**The records:**
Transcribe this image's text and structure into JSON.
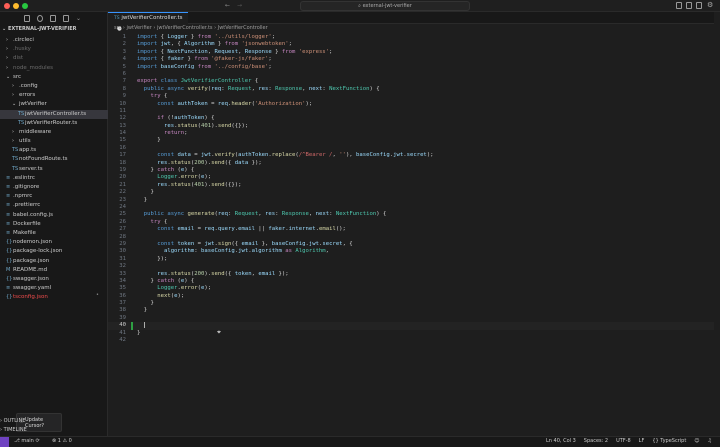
{
  "window": {
    "title": "external-jwt-verifier",
    "colors": {
      "close": "#ff5f57",
      "min": "#febc2e",
      "max": "#28c840",
      "accent": "#3794ff"
    }
  },
  "explorer": {
    "project": "EXTERNAL-JWT-VERIFIER",
    "items": [
      {
        "label": ".circleci",
        "kind": "folder",
        "depth": 1,
        "state": ""
      },
      {
        "label": ".husky",
        "kind": "folder",
        "depth": 1,
        "state": "dim"
      },
      {
        "label": "dist",
        "kind": "folder",
        "depth": 1,
        "state": "dim"
      },
      {
        "label": "node_modules",
        "kind": "folder",
        "depth": 1,
        "state": "dim"
      },
      {
        "label": "src",
        "kind": "folder-open",
        "depth": 1,
        "state": ""
      },
      {
        "label": ".config",
        "kind": "folder",
        "depth": 2,
        "state": ""
      },
      {
        "label": "errors",
        "kind": "folder",
        "depth": 2,
        "state": ""
      },
      {
        "label": "jwtVerifier",
        "kind": "folder-open",
        "depth": 2,
        "state": ""
      },
      {
        "label": "jwtVerifierController.ts",
        "kind": "ts",
        "depth": 3,
        "state": "sel"
      },
      {
        "label": "jwtVerifierRouter.ts",
        "kind": "ts",
        "depth": 3,
        "state": ""
      },
      {
        "label": "middleware",
        "kind": "folder",
        "depth": 2,
        "state": ""
      },
      {
        "label": "utils",
        "kind": "folder",
        "depth": 2,
        "state": ""
      },
      {
        "label": "app.ts",
        "kind": "ts",
        "depth": 2,
        "state": ""
      },
      {
        "label": "notFoundRoute.ts",
        "kind": "ts",
        "depth": 2,
        "state": ""
      },
      {
        "label": "server.ts",
        "kind": "ts",
        "depth": 2,
        "state": ""
      },
      {
        "label": ".eslintrc",
        "kind": "file",
        "depth": 1,
        "state": ""
      },
      {
        "label": ".gitignore",
        "kind": "file",
        "depth": 1,
        "state": ""
      },
      {
        "label": ".npmrc",
        "kind": "file",
        "depth": 1,
        "state": ""
      },
      {
        "label": ".prettierrc",
        "kind": "file",
        "depth": 1,
        "state": ""
      },
      {
        "label": "babel.config.js",
        "kind": "file",
        "depth": 1,
        "state": ""
      },
      {
        "label": "Dockerfile",
        "kind": "file",
        "depth": 1,
        "state": ""
      },
      {
        "label": "Makefile",
        "kind": "file",
        "depth": 1,
        "state": ""
      },
      {
        "label": "nodemon.json",
        "kind": "json",
        "depth": 1,
        "state": ""
      },
      {
        "label": "package-lock.json",
        "kind": "json",
        "depth": 1,
        "state": ""
      },
      {
        "label": "package.json",
        "kind": "json",
        "depth": 1,
        "state": ""
      },
      {
        "label": "README.md",
        "kind": "md",
        "depth": 1,
        "state": ""
      },
      {
        "label": "swagger.json",
        "kind": "json",
        "depth": 1,
        "state": ""
      },
      {
        "label": "swagger.yaml",
        "kind": "file",
        "depth": 1,
        "state": ""
      },
      {
        "label": "tsconfig.json",
        "kind": "json",
        "depth": 1,
        "state": "err"
      }
    ],
    "panels": [
      "OUTLINE",
      "TIMELINE"
    ]
  },
  "notification": {
    "title": "Update Cursor?"
  },
  "editor": {
    "tab": "jwtVerifierController.ts",
    "tab_prefix": "TS",
    "breadcrumb": [
      "src",
      "jwtVerifier",
      "jwtVerifierController.ts",
      "JwtVerifierController"
    ],
    "current_line": 40,
    "lines": [
      [
        [
          "k",
          "import "
        ],
        [
          "p",
          "{ "
        ],
        [
          "v",
          "Logger"
        ],
        [
          "p",
          " } "
        ],
        [
          "c",
          "from "
        ],
        [
          "s",
          "'../utils/logger'"
        ],
        [
          "p",
          ";"
        ]
      ],
      [
        [
          "k",
          "import "
        ],
        [
          "v",
          "jwt"
        ],
        [
          "p",
          ", { "
        ],
        [
          "v",
          "Algorithm"
        ],
        [
          "p",
          " } "
        ],
        [
          "c",
          "from "
        ],
        [
          "s",
          "'jsonwebtoken'"
        ],
        [
          "p",
          ";"
        ]
      ],
      [
        [
          "k",
          "import "
        ],
        [
          "p",
          "{ "
        ],
        [
          "v",
          "NextFunction"
        ],
        [
          "p",
          ", "
        ],
        [
          "v",
          "Request"
        ],
        [
          "p",
          ", "
        ],
        [
          "v",
          "Response"
        ],
        [
          "p",
          " } "
        ],
        [
          "c",
          "from "
        ],
        [
          "s",
          "'express'"
        ],
        [
          "p",
          ";"
        ]
      ],
      [
        [
          "k",
          "import "
        ],
        [
          "p",
          "{ "
        ],
        [
          "v",
          "faker"
        ],
        [
          "p",
          " } "
        ],
        [
          "c",
          "from "
        ],
        [
          "s",
          "'@faker-js/faker'"
        ],
        [
          "p",
          ";"
        ]
      ],
      [
        [
          "k",
          "import "
        ],
        [
          "v",
          "baseConfig "
        ],
        [
          "c",
          "from "
        ],
        [
          "s",
          "'../config/base'"
        ],
        [
          "p",
          ";"
        ]
      ],
      [],
      [
        [
          "c",
          "export "
        ],
        [
          "k",
          "class "
        ],
        [
          "t",
          "JwtVerifierController"
        ],
        [
          "p",
          " {"
        ]
      ],
      [
        [
          "p",
          "  "
        ],
        [
          "k",
          "public async "
        ],
        [
          "f",
          "verify"
        ],
        [
          "p",
          "("
        ],
        [
          "v",
          "req"
        ],
        [
          "p",
          ": "
        ],
        [
          "t",
          "Request"
        ],
        [
          "p",
          ", "
        ],
        [
          "v",
          "res"
        ],
        [
          "p",
          ": "
        ],
        [
          "t",
          "Response"
        ],
        [
          "p",
          ", "
        ],
        [
          "v",
          "next"
        ],
        [
          "p",
          ": "
        ],
        [
          "t",
          "NextFunction"
        ],
        [
          "p",
          ") {"
        ]
      ],
      [
        [
          "p",
          "    "
        ],
        [
          "c",
          "try "
        ],
        [
          "p",
          "{"
        ]
      ],
      [
        [
          "p",
          "      "
        ],
        [
          "k",
          "const "
        ],
        [
          "v",
          "authToken"
        ],
        [
          "p",
          " = "
        ],
        [
          "v",
          "req"
        ],
        [
          "p",
          "."
        ],
        [
          "f",
          "header"
        ],
        [
          "p",
          "("
        ],
        [
          "s",
          "'Authorization'"
        ],
        [
          "p",
          ");"
        ]
      ],
      [],
      [
        [
          "p",
          "      "
        ],
        [
          "c",
          "if "
        ],
        [
          "p",
          "(!"
        ],
        [
          "v",
          "authToken"
        ],
        [
          "p",
          ") {"
        ]
      ],
      [
        [
          "p",
          "        "
        ],
        [
          "v",
          "res"
        ],
        [
          "p",
          "."
        ],
        [
          "f",
          "status"
        ],
        [
          "p",
          "("
        ],
        [
          "n",
          "401"
        ],
        [
          "p",
          ")."
        ],
        [
          "f",
          "send"
        ],
        [
          "p",
          "({});"
        ]
      ],
      [
        [
          "p",
          "        "
        ],
        [
          "c",
          "return"
        ],
        [
          "p",
          ";"
        ]
      ],
      [
        [
          "p",
          "      }"
        ]
      ],
      [],
      [
        [
          "p",
          "      "
        ],
        [
          "k",
          "const "
        ],
        [
          "v",
          "data"
        ],
        [
          "p",
          " = "
        ],
        [
          "v",
          "jwt"
        ],
        [
          "p",
          "."
        ],
        [
          "f",
          "verify"
        ],
        [
          "p",
          "("
        ],
        [
          "v",
          "authToken"
        ],
        [
          "p",
          "."
        ],
        [
          "f",
          "replace"
        ],
        [
          "p",
          "("
        ],
        [
          "r",
          "/^Bearer /"
        ],
        [
          "p",
          ", "
        ],
        [
          "s",
          "''"
        ],
        [
          "p",
          "), "
        ],
        [
          "v",
          "baseConfig"
        ],
        [
          "p",
          "."
        ],
        [
          "v",
          "jwt"
        ],
        [
          "p",
          "."
        ],
        [
          "v",
          "secret"
        ],
        [
          "p",
          ");"
        ]
      ],
      [
        [
          "p",
          "      "
        ],
        [
          "v",
          "res"
        ],
        [
          "p",
          "."
        ],
        [
          "f",
          "status"
        ],
        [
          "p",
          "("
        ],
        [
          "n",
          "200"
        ],
        [
          "p",
          ")."
        ],
        [
          "f",
          "send"
        ],
        [
          "p",
          "({ "
        ],
        [
          "v",
          "data"
        ],
        [
          "p",
          " });"
        ]
      ],
      [
        [
          "p",
          "    } "
        ],
        [
          "c",
          "catch "
        ],
        [
          "p",
          "("
        ],
        [
          "v",
          "e"
        ],
        [
          "p",
          ") {"
        ]
      ],
      [
        [
          "p",
          "      "
        ],
        [
          "t",
          "Logger"
        ],
        [
          "p",
          "."
        ],
        [
          "f",
          "error"
        ],
        [
          "p",
          "("
        ],
        [
          "v",
          "e"
        ],
        [
          "p",
          ");"
        ]
      ],
      [
        [
          "p",
          "      "
        ],
        [
          "v",
          "res"
        ],
        [
          "p",
          "."
        ],
        [
          "f",
          "status"
        ],
        [
          "p",
          "("
        ],
        [
          "n",
          "401"
        ],
        [
          "p",
          ")."
        ],
        [
          "f",
          "send"
        ],
        [
          "p",
          "({});"
        ]
      ],
      [
        [
          "p",
          "    }"
        ]
      ],
      [
        [
          "p",
          "  }"
        ]
      ],
      [],
      [
        [
          "p",
          "  "
        ],
        [
          "k",
          "public async "
        ],
        [
          "f",
          "generate"
        ],
        [
          "p",
          "("
        ],
        [
          "v",
          "req"
        ],
        [
          "p",
          ": "
        ],
        [
          "t",
          "Request"
        ],
        [
          "p",
          ", "
        ],
        [
          "v",
          "res"
        ],
        [
          "p",
          ": "
        ],
        [
          "t",
          "Response"
        ],
        [
          "p",
          ", "
        ],
        [
          "v",
          "next"
        ],
        [
          "p",
          ": "
        ],
        [
          "t",
          "NextFunction"
        ],
        [
          "p",
          ") {"
        ]
      ],
      [
        [
          "p",
          "    "
        ],
        [
          "c",
          "try "
        ],
        [
          "p",
          "{"
        ]
      ],
      [
        [
          "p",
          "      "
        ],
        [
          "k",
          "const "
        ],
        [
          "v",
          "email"
        ],
        [
          "p",
          " = "
        ],
        [
          "v",
          "req"
        ],
        [
          "p",
          "."
        ],
        [
          "v",
          "query"
        ],
        [
          "p",
          "."
        ],
        [
          "v",
          "email"
        ],
        [
          "p",
          " || "
        ],
        [
          "v",
          "faker"
        ],
        [
          "p",
          "."
        ],
        [
          "v",
          "internet"
        ],
        [
          "p",
          "."
        ],
        [
          "f",
          "email"
        ],
        [
          "p",
          "();"
        ]
      ],
      [],
      [
        [
          "p",
          "      "
        ],
        [
          "k",
          "const "
        ],
        [
          "v",
          "token"
        ],
        [
          "p",
          " = "
        ],
        [
          "v",
          "jwt"
        ],
        [
          "p",
          "."
        ],
        [
          "f",
          "sign"
        ],
        [
          "p",
          "({ "
        ],
        [
          "v",
          "email"
        ],
        [
          "p",
          " }, "
        ],
        [
          "v",
          "baseConfig"
        ],
        [
          "p",
          "."
        ],
        [
          "v",
          "jwt"
        ],
        [
          "p",
          "."
        ],
        [
          "v",
          "secret"
        ],
        [
          "p",
          ", {"
        ]
      ],
      [
        [
          "p",
          "        "
        ],
        [
          "v",
          "algorithm"
        ],
        [
          "p",
          ": "
        ],
        [
          "v",
          "baseConfig"
        ],
        [
          "p",
          "."
        ],
        [
          "v",
          "jwt"
        ],
        [
          "p",
          "."
        ],
        [
          "v",
          "algorithm"
        ],
        [
          "c",
          " as "
        ],
        [
          "t",
          "Algorithm"
        ],
        [
          "p",
          ","
        ]
      ],
      [
        [
          "p",
          "      });"
        ]
      ],
      [],
      [
        [
          "p",
          "      "
        ],
        [
          "v",
          "res"
        ],
        [
          "p",
          "."
        ],
        [
          "f",
          "status"
        ],
        [
          "p",
          "("
        ],
        [
          "n",
          "200"
        ],
        [
          "p",
          ")."
        ],
        [
          "f",
          "send"
        ],
        [
          "p",
          "({ "
        ],
        [
          "v",
          "token"
        ],
        [
          "p",
          ", "
        ],
        [
          "v",
          "email"
        ],
        [
          "p",
          " });"
        ]
      ],
      [
        [
          "p",
          "    } "
        ],
        [
          "c",
          "catch "
        ],
        [
          "p",
          "("
        ],
        [
          "v",
          "e"
        ],
        [
          "p",
          ") {"
        ]
      ],
      [
        [
          "p",
          "      "
        ],
        [
          "t",
          "Logger"
        ],
        [
          "p",
          "."
        ],
        [
          "f",
          "error"
        ],
        [
          "p",
          "("
        ],
        [
          "v",
          "e"
        ],
        [
          "p",
          ");"
        ]
      ],
      [
        [
          "p",
          "      "
        ],
        [
          "f",
          "next"
        ],
        [
          "p",
          "("
        ],
        [
          "v",
          "e"
        ],
        [
          "p",
          ");"
        ]
      ],
      [
        [
          "p",
          "    }"
        ]
      ],
      [
        [
          "p",
          "  }"
        ]
      ],
      [],
      [
        [
          "p",
          "  "
        ]
      ],
      [
        [
          "p",
          "}"
        ]
      ],
      []
    ]
  },
  "statusbar": {
    "branch": "main",
    "sync": "⟳",
    "errors": "⊗ 1",
    "warnings": "⚠ 0",
    "position": "Ln 40, Col 3",
    "spaces": "Spaces: 2",
    "encoding": "UTF-8",
    "eol": "LF",
    "language": "{} TypeScript"
  }
}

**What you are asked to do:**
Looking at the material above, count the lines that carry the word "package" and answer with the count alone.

**Expected output:**
2